Section 28 provides for enhancements to the existing provisions in relation to the training of trustees of pension schemes as recommended in the report of the Pensions Board on Trusteeship. While trustees are required, at the moment, to disclose in their annual report whether they have access to trustee training, continuous and quality training is not compulsory and research has indicated that ongoing quality training is not the norm. The proposed amendments will put an obligation on employers to arrange trustee training for each individual trustee within six months of their appointment and at least every two years thereafter and will put an obligation on trustees to undertake this training.

Section 29 and Schedule 2 provides for a number of miscellaneous amendments to the Pensions Act 1990 which are mainly technical in nature.

Amendments to Other Acts

The Bill provides for a small number of amendments to other Acts as follows:

Section 30 and section 31 of the Bill provides for consequential amendments to the Family Law Act 1995 and the Family Law (Divorce) Act 1996 to mirror the amendments made above to the Pensions Act 1990 in relation to the definition of "Defined contribution scheme".

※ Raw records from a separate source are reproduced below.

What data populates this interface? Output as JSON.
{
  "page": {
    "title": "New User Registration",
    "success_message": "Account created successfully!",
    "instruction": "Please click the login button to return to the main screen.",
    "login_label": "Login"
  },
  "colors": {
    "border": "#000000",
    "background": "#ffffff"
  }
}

I commend the Bill to the House and look forward to a constructive debate.


Last modified:02/10/2008